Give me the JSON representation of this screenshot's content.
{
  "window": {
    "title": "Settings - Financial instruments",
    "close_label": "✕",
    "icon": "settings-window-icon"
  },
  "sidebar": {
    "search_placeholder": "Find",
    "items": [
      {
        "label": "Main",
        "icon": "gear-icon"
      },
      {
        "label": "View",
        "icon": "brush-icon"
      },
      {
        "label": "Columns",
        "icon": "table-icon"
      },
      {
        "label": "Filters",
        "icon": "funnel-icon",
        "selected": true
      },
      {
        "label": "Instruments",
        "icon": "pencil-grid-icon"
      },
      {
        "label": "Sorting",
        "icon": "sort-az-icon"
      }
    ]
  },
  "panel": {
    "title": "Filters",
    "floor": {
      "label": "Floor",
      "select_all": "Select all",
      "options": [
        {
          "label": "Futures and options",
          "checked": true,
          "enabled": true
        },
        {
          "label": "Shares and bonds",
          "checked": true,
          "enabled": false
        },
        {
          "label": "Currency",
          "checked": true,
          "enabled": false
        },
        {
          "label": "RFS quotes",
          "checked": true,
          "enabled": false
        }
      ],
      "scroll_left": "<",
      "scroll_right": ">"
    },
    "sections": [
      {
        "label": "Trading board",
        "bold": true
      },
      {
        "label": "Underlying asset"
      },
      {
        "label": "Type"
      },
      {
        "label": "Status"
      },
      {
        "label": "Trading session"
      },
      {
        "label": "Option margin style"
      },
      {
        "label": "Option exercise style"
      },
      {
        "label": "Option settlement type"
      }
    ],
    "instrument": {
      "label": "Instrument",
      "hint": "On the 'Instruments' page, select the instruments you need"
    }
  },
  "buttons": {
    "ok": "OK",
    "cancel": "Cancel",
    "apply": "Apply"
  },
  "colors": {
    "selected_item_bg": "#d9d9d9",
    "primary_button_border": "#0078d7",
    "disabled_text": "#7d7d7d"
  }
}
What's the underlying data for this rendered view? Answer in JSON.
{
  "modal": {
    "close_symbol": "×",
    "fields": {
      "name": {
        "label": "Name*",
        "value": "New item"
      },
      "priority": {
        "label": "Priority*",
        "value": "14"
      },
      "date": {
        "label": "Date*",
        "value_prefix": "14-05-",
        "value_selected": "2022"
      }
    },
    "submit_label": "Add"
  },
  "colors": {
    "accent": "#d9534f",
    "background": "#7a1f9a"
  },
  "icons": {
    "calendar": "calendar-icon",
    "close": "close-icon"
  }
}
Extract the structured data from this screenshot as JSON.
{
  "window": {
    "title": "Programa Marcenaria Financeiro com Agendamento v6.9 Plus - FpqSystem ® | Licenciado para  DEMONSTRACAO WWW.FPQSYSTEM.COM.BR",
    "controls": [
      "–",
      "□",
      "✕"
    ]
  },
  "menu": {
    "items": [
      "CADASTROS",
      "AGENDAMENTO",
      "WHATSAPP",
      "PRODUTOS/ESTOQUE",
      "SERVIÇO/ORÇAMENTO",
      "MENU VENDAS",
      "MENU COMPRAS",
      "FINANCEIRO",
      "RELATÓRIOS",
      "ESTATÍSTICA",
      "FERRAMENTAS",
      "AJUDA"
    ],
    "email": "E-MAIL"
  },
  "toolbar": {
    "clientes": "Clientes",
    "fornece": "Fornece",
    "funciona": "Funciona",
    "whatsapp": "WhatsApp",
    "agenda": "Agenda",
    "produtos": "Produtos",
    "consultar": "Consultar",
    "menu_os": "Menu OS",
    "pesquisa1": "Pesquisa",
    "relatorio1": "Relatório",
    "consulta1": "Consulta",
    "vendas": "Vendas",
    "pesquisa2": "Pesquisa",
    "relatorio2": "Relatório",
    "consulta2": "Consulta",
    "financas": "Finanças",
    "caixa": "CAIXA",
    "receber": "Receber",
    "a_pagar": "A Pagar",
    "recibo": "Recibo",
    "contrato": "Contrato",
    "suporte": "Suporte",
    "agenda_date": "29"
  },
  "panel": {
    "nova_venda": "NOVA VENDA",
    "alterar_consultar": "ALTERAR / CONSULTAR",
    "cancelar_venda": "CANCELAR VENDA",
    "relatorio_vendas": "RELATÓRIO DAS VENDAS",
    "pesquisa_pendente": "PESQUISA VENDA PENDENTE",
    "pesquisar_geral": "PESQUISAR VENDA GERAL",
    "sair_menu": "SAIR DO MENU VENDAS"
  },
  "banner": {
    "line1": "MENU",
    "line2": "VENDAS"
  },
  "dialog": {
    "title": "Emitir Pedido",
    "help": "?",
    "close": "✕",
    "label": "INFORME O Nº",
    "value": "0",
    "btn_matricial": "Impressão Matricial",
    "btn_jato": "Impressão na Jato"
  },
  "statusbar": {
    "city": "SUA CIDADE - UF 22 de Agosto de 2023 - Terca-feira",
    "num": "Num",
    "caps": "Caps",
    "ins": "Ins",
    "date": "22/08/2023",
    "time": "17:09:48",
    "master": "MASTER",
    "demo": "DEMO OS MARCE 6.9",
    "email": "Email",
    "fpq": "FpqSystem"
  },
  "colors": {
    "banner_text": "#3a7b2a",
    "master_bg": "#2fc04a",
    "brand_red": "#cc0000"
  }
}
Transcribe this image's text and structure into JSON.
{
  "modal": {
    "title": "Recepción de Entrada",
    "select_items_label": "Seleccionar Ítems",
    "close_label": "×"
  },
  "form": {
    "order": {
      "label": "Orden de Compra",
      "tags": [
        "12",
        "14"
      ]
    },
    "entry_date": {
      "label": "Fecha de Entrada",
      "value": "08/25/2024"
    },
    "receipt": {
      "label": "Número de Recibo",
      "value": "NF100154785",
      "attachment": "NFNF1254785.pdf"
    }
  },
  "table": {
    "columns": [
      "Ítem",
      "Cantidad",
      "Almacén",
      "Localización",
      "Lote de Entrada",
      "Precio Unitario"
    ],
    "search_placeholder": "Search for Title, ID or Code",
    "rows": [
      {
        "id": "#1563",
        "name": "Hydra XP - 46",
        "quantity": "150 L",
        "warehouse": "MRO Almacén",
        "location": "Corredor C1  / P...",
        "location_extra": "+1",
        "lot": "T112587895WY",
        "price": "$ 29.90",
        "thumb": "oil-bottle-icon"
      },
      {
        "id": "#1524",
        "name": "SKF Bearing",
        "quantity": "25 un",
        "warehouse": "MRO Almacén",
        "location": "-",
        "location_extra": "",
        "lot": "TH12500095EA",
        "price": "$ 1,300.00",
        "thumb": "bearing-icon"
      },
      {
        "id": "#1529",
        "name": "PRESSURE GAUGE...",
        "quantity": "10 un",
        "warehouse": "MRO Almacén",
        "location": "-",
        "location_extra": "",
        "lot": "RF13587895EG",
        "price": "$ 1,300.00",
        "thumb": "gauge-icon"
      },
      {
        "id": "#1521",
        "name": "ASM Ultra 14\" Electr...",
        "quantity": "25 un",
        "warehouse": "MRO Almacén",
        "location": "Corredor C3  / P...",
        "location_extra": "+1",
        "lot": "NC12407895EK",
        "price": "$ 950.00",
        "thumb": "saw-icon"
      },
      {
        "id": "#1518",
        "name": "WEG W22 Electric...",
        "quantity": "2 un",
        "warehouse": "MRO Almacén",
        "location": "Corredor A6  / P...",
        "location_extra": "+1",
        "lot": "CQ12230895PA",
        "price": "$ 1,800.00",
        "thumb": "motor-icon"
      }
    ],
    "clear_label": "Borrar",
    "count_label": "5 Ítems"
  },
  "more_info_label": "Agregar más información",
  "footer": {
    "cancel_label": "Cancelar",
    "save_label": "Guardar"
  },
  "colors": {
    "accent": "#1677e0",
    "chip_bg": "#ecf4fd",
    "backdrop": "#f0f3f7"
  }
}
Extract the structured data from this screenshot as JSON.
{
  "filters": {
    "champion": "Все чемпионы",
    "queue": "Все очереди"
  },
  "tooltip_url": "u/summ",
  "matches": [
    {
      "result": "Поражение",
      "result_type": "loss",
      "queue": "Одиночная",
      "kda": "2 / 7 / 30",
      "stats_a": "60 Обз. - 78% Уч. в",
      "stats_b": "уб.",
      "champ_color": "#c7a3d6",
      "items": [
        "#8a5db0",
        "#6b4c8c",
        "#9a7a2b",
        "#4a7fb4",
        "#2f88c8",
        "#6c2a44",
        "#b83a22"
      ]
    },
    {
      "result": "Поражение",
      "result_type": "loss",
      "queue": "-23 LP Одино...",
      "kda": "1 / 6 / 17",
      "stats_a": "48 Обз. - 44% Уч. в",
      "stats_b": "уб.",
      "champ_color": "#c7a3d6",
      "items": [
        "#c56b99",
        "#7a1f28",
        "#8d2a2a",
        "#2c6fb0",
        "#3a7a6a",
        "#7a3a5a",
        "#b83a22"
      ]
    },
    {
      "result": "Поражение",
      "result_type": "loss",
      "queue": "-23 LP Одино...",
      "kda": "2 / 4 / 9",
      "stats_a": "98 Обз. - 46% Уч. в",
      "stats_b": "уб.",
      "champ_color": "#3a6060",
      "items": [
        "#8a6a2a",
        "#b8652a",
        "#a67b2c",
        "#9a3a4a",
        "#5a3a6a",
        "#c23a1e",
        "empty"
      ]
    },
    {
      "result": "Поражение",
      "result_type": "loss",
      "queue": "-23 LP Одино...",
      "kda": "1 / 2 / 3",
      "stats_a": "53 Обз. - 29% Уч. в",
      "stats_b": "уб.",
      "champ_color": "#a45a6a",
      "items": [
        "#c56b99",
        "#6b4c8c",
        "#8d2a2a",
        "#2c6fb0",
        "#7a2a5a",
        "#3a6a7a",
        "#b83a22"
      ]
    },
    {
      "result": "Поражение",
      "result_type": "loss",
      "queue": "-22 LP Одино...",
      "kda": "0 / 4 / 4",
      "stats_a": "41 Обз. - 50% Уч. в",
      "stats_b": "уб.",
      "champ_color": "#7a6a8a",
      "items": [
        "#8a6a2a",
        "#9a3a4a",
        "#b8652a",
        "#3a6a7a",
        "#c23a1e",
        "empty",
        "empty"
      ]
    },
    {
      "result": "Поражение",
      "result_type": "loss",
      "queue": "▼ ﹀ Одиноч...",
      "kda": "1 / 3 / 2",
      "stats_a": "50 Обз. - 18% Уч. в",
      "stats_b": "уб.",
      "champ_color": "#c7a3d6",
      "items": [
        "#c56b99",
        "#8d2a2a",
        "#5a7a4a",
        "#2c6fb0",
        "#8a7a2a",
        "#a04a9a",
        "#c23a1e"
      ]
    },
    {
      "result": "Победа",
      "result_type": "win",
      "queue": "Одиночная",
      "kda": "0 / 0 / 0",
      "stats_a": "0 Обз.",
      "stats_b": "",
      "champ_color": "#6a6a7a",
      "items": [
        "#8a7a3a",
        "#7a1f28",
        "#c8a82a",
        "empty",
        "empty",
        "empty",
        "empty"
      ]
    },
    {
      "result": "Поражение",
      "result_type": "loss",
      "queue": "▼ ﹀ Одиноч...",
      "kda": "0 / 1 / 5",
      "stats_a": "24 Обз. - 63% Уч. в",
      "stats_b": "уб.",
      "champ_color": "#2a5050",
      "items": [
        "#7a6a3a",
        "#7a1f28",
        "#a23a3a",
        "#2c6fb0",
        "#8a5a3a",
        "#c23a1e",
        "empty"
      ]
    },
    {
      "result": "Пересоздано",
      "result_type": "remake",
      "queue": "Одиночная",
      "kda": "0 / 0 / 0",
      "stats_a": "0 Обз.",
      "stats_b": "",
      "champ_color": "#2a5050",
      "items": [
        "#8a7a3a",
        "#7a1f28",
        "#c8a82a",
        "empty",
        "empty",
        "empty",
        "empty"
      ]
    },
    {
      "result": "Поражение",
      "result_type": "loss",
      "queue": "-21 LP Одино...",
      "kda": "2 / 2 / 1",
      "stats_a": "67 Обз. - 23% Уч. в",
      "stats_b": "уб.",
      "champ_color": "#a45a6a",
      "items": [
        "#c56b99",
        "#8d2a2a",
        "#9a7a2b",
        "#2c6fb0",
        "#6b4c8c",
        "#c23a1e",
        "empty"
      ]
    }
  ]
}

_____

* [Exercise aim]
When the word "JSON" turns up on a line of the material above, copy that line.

* [Response to this task]
Give me the JSON representation of this screenshot's content.
What's the underlying data for this rendered view? Answer in JSON.
Extract the structured data from this screenshot as JSON.
Transcribe this image's text and structure into JSON.
Extract the structured data from this screenshot as JSON.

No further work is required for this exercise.